***** Information given

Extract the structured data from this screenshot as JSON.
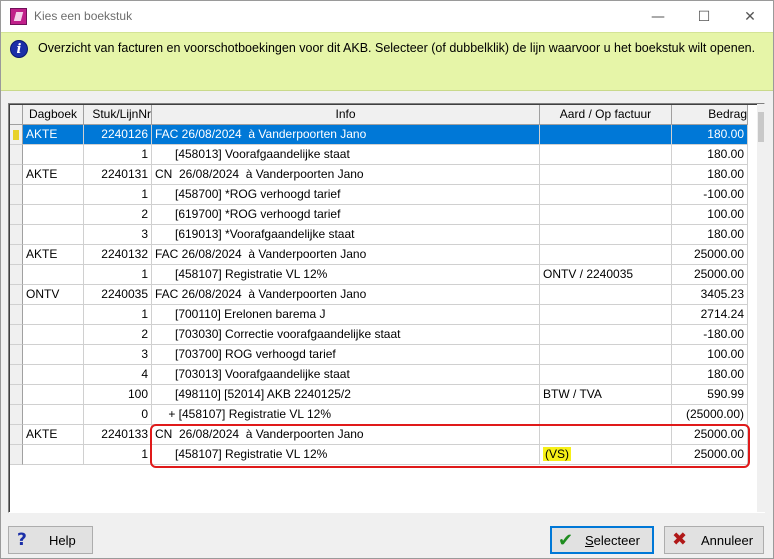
{
  "window": {
    "title": "Kies een boekstuk",
    "min_glyph": "—",
    "max_glyph": "☐",
    "close_glyph": "✕"
  },
  "banner": {
    "icon_glyph": "i",
    "text": "Overzicht van facturen en voorschotboekingen voor dit AKB. Selecteer (of dubbelklik) de lijn waarvoor u het boekstuk wilt openen."
  },
  "table": {
    "columns": [
      "Dagboek",
      "Stuk/LijnNr",
      "Info",
      "Aard / Op factuur",
      "Bedrag"
    ],
    "rows": [
      {
        "dagboek": "AKTE",
        "stuk": "2240126",
        "info": "FAC 26/08/2024  à Vanderpoorten Jano",
        "aard": "",
        "bedrag": "180.00"
      },
      {
        "dagboek": "",
        "stuk": "1",
        "info": "      [458013] Voorafgaandelijke staat",
        "aard": "",
        "bedrag": "180.00"
      },
      {
        "dagboek": "AKTE",
        "stuk": "2240131",
        "info": "CN  26/08/2024  à Vanderpoorten Jano",
        "aard": "",
        "bedrag": "180.00"
      },
      {
        "dagboek": "",
        "stuk": "1",
        "info": "      [458700] *ROG verhoogd tarief",
        "aard": "",
        "bedrag": "-100.00"
      },
      {
        "dagboek": "",
        "stuk": "2",
        "info": "      [619700] *ROG verhoogd tarief",
        "aard": "",
        "bedrag": "100.00"
      },
      {
        "dagboek": "",
        "stuk": "3",
        "info": "      [619013] *Voorafgaandelijke staat",
        "aard": "",
        "bedrag": "180.00"
      },
      {
        "dagboek": "AKTE",
        "stuk": "2240132",
        "info": "FAC 26/08/2024  à Vanderpoorten Jano",
        "aard": "",
        "bedrag": "25000.00"
      },
      {
        "dagboek": "",
        "stuk": "1",
        "info": "      [458107] Registratie VL 12%",
        "aard": "ONTV / 2240035",
        "bedrag": "25000.00"
      },
      {
        "dagboek": "ONTV",
        "stuk": "2240035",
        "info": "FAC 26/08/2024  à Vanderpoorten Jano",
        "aard": "",
        "bedrag": "3405.23"
      },
      {
        "dagboek": "",
        "stuk": "1",
        "info": "      [700110] Erelonen barema J",
        "aard": "",
        "bedrag": "2714.24"
      },
      {
        "dagboek": "",
        "stuk": "2",
        "info": "      [703030] Correctie voorafgaandelijke staat",
        "aard": "",
        "bedrag": "-180.00"
      },
      {
        "dagboek": "",
        "stuk": "3",
        "info": "      [703700] ROG verhoogd tarief",
        "aard": "",
        "bedrag": "100.00"
      },
      {
        "dagboek": "",
        "stuk": "4",
        "info": "      [703013] Voorafgaandelijke staat",
        "aard": "",
        "bedrag": "180.00"
      },
      {
        "dagboek": "",
        "stuk": "100",
        "info": "      [498110] [52014] AKB 2240125/2",
        "aard": "BTW / TVA",
        "bedrag": "590.99"
      },
      {
        "dagboek": "",
        "stuk": "0",
        "info": "    + [458107] Registratie VL 12%",
        "aard": "",
        "bedrag": "(25000.00)"
      },
      {
        "dagboek": "AKTE",
        "stuk": "2240133",
        "info": "CN  26/08/2024  à Vanderpoorten Jano",
        "aard": "",
        "bedrag": "25000.00"
      },
      {
        "dagboek": "",
        "stuk": "1",
        "info": "      [458107] Registratie VL 12%",
        "aard": "(VS)",
        "bedrag": "25000.00"
      }
    ]
  },
  "buttons": {
    "help": {
      "icon_glyph": "?",
      "label": "Help"
    },
    "select": {
      "icon_glyph": "✔",
      "label_first": "S",
      "label_rest": "electeer"
    },
    "cancel": {
      "icon_glyph": "✖",
      "label": "Annuleer"
    }
  },
  "colors": {
    "selection": "#0078d7",
    "banner": "#e6f5a8",
    "highlight_box": "#e01a1a",
    "highlight_text": "#f7f017"
  }
}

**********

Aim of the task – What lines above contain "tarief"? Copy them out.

Written response –
        "info": "      [458700] *ROG verhoogd tarief",
        "info": "      [619700] *ROG verhoogd tarief",
        "info": "      [703700] ROG verhoogd tarief",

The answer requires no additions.